■ REQUIRED ACTION
Within the material below, count every line with the string "kind". Give no more than the number.

━━ PROVIDED MATERIAL ━━

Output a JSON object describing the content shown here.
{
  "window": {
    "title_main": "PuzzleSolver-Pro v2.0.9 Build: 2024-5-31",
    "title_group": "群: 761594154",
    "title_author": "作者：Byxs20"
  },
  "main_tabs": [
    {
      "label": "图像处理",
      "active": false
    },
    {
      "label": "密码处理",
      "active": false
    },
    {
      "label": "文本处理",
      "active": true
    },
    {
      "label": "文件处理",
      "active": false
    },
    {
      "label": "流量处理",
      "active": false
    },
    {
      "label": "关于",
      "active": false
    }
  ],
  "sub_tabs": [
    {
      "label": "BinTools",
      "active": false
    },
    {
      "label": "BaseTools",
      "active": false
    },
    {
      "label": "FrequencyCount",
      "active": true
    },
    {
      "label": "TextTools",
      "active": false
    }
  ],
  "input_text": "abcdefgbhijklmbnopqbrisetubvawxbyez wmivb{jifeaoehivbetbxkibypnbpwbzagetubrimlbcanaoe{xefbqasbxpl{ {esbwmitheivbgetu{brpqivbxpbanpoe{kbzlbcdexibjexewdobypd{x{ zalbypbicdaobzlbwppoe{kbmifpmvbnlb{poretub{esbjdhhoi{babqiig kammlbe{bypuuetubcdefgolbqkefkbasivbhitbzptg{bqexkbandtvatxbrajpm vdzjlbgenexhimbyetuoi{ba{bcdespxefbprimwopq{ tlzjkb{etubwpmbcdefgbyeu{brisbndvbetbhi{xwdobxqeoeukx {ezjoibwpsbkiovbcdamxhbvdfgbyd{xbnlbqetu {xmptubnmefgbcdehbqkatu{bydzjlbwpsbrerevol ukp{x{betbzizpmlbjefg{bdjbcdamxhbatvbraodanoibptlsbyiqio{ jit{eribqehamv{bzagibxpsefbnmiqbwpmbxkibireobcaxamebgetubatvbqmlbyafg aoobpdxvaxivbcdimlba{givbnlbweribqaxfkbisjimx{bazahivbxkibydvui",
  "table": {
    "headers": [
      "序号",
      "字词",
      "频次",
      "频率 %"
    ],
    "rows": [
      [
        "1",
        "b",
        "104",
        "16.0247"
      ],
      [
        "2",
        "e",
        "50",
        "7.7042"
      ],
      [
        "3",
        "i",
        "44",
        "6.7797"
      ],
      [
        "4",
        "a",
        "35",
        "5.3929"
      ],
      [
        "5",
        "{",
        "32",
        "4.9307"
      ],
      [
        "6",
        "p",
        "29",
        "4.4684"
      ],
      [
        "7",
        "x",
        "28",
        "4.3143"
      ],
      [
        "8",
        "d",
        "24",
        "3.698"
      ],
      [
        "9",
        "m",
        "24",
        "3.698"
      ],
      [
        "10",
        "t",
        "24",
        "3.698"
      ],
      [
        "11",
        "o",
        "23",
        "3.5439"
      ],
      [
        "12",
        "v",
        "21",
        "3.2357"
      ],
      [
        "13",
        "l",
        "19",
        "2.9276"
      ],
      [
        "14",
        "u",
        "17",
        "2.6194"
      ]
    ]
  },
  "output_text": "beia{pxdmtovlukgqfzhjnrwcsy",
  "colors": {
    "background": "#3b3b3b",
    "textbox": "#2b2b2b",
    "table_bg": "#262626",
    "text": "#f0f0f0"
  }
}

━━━
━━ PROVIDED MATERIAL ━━

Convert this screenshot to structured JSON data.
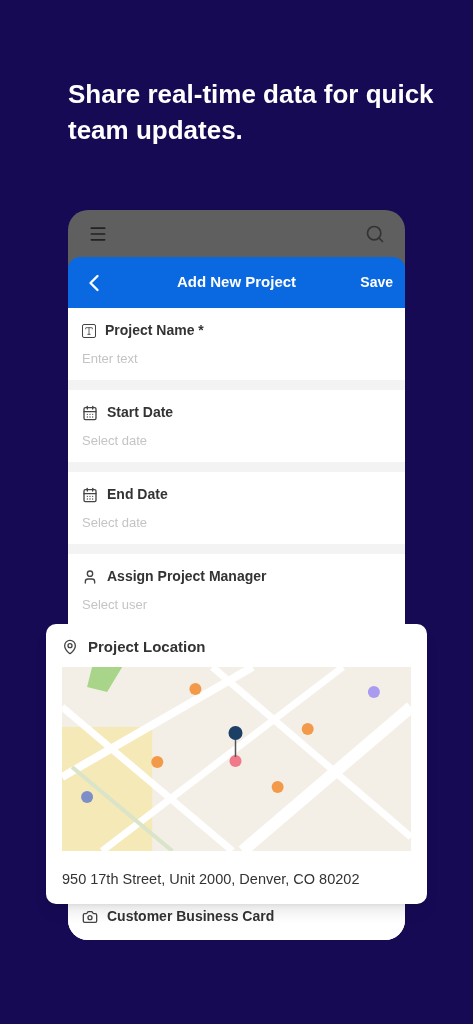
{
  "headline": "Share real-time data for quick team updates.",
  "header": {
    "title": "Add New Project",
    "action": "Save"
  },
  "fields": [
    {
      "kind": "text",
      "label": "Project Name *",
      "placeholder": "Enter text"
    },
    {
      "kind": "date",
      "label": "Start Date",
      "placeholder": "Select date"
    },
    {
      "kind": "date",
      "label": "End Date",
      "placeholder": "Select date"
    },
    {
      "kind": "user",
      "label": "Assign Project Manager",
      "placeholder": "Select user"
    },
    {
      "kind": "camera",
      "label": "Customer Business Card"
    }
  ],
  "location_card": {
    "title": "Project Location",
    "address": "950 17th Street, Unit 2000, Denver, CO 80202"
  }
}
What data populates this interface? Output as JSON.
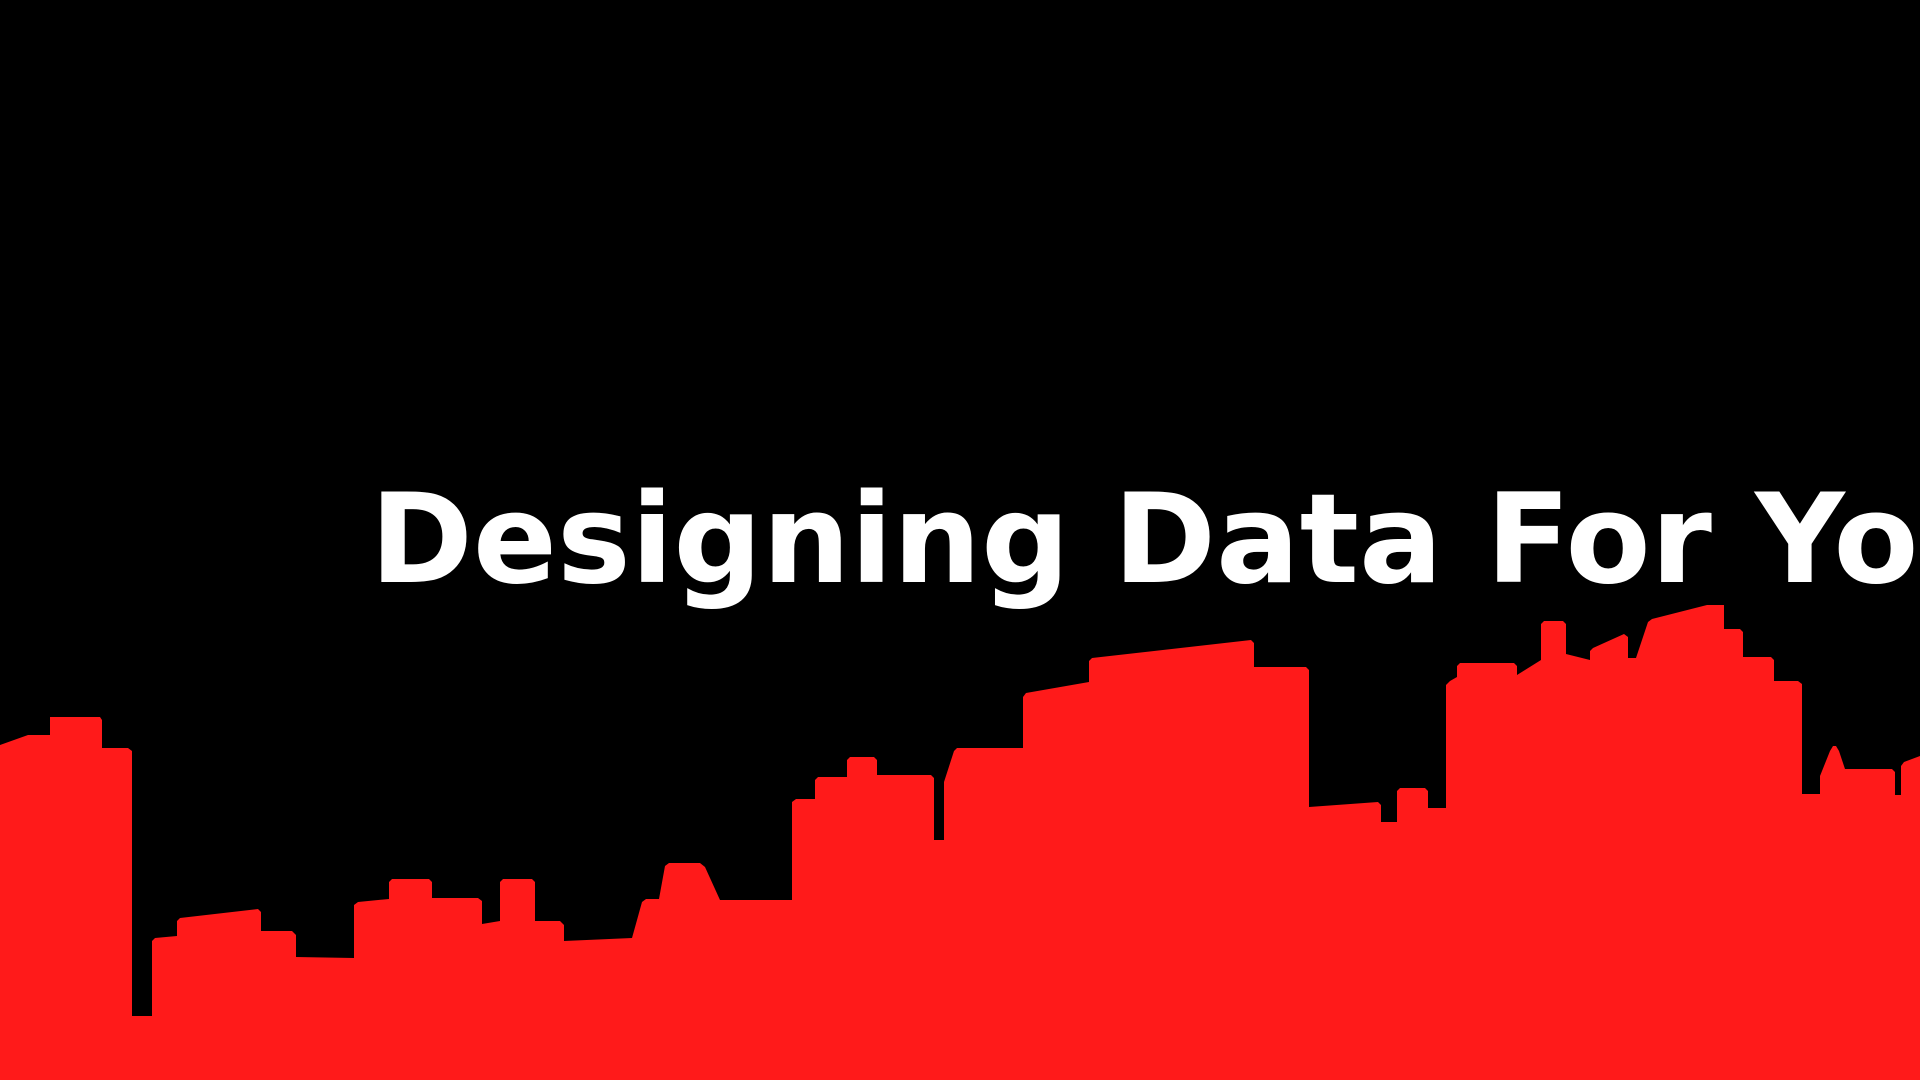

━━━

■ SOLUTION
5